> [WORK TO BE COMPLETED]
Extract the text of each entry below exactly, leaving every image behind.

> [DATA IN THIS EXERCISE]
● ● ● ● ●
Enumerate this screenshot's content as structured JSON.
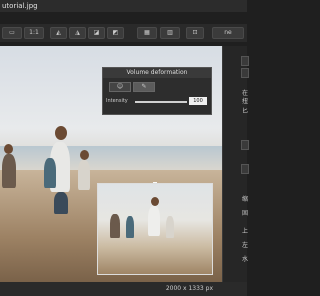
{
  "window": {
    "title": "utorial.jpg"
  },
  "toolbar": {
    "zoom_label": "1:1",
    "right_label": "ne"
  },
  "panel": {
    "title": "Volume deformation",
    "slider_label": "Intensity",
    "slider_value": "100",
    "slider_fraction": 1.0
  },
  "status": {
    "dimensions": "2000 x 1333 px"
  },
  "right_panel": {
    "chars": [
      "在",
      "扭",
      "匕",
      "缩",
      "固",
      "上",
      "左",
      "水"
    ]
  }
}
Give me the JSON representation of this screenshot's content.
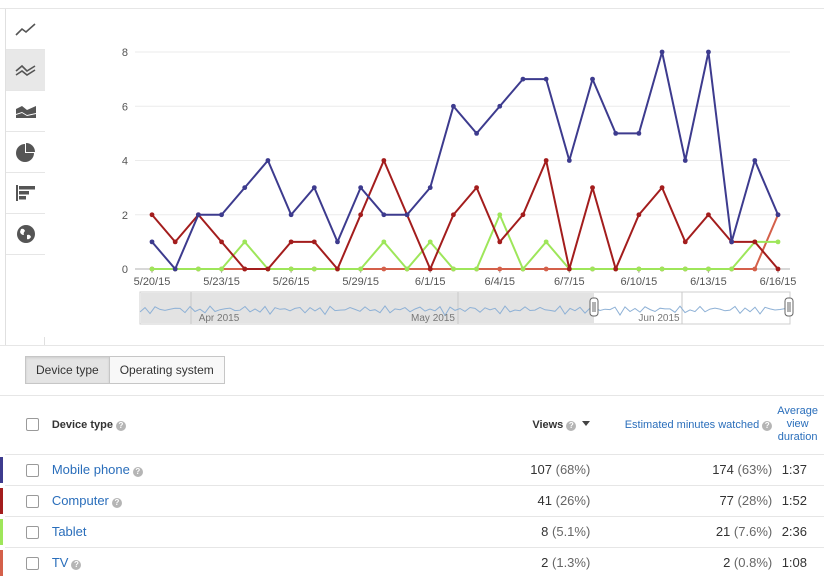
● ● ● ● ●
> [SOLUTION]
Enumerate this screenshot's content as structured JSON.
{
  "window": {
    "title": "utorial.jpg"
  },
  "toolbar": {
    "zoom_label": "1:1",
    "right_label": "ne"
  },
  "panel": {
    "title": "Volume deformation",
    "slider_label": "Intensity",
    "slider_value": "100",
    "slider_fraction": 1.0
  },
  "status": {
    "dimensions": "2000 x 1333 px"
  },
  "right_panel": {
    "chars": [
      "在",
      "扭",
      "匕",
      "缩",
      "固",
      "上",
      "左",
      "水"
    ]
  }
}
Give me the JSON representation of this screenshot's content.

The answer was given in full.